|Interior:||the interior is stock with LE steering wheel a new dash and wood kit
being the only changes. The yellow lamp in the console in the above photo
is the "EFI" (check engine) warning lamp.
|Driving Impressions:||my wife and I are really enjoying the completed car! We have about 5000 miles
on it so far. At 70 mph the engine is turning about 2000 rpm. The power is
effortless and the car is scary fast and very reliable. The car is also "green"
- it passes California smog tests to 1990 standards and gets about 28mpg with
the top down. (I would expect 30mpg with the top up). I love that the car

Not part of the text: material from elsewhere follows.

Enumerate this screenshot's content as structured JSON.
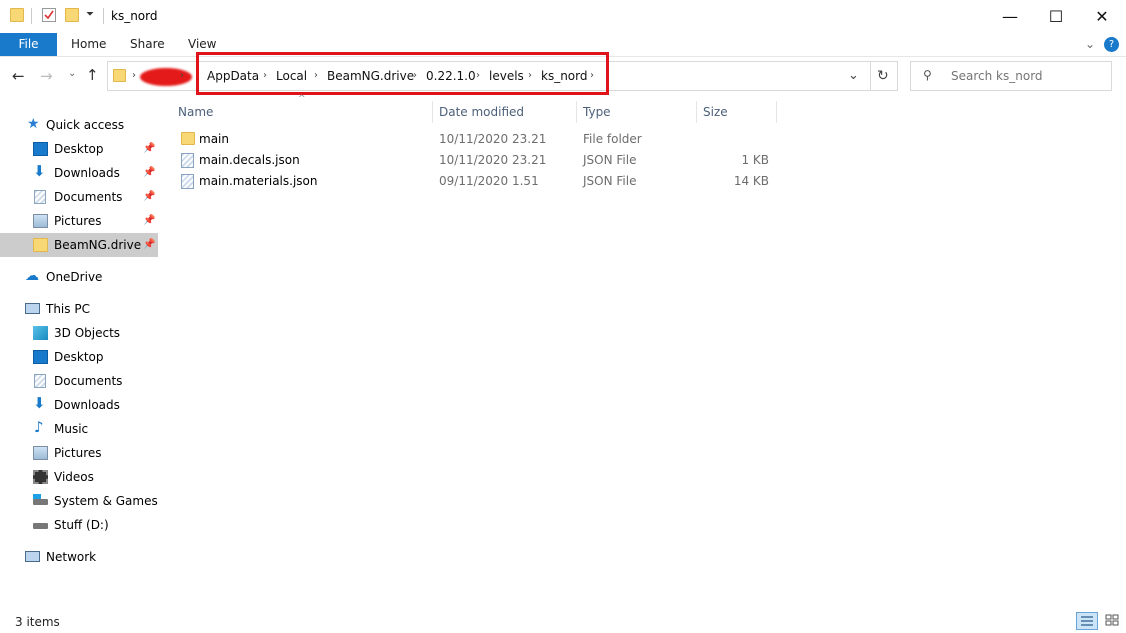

looks like a "stock driver", yet we shock the hell out of some unsuspecting
exotics here in Southern California. This is a great conversion. If British
Leyland had made the MGB-V8 available in the US, they'd still be selling
the brand in the US. It's a pity, really, that they chose the wedge-shaped
|WARNING:||the Californian State Senate is not interested in modified cars meeting
smog requirements. They are interested in removing old cars from California
roads. California no longer has a smog exemption law. All cars built after
September 1974 must meet emission standards for the year of manufacture.
They are never exempt. Word to the wise: start (or finish) with a pre-74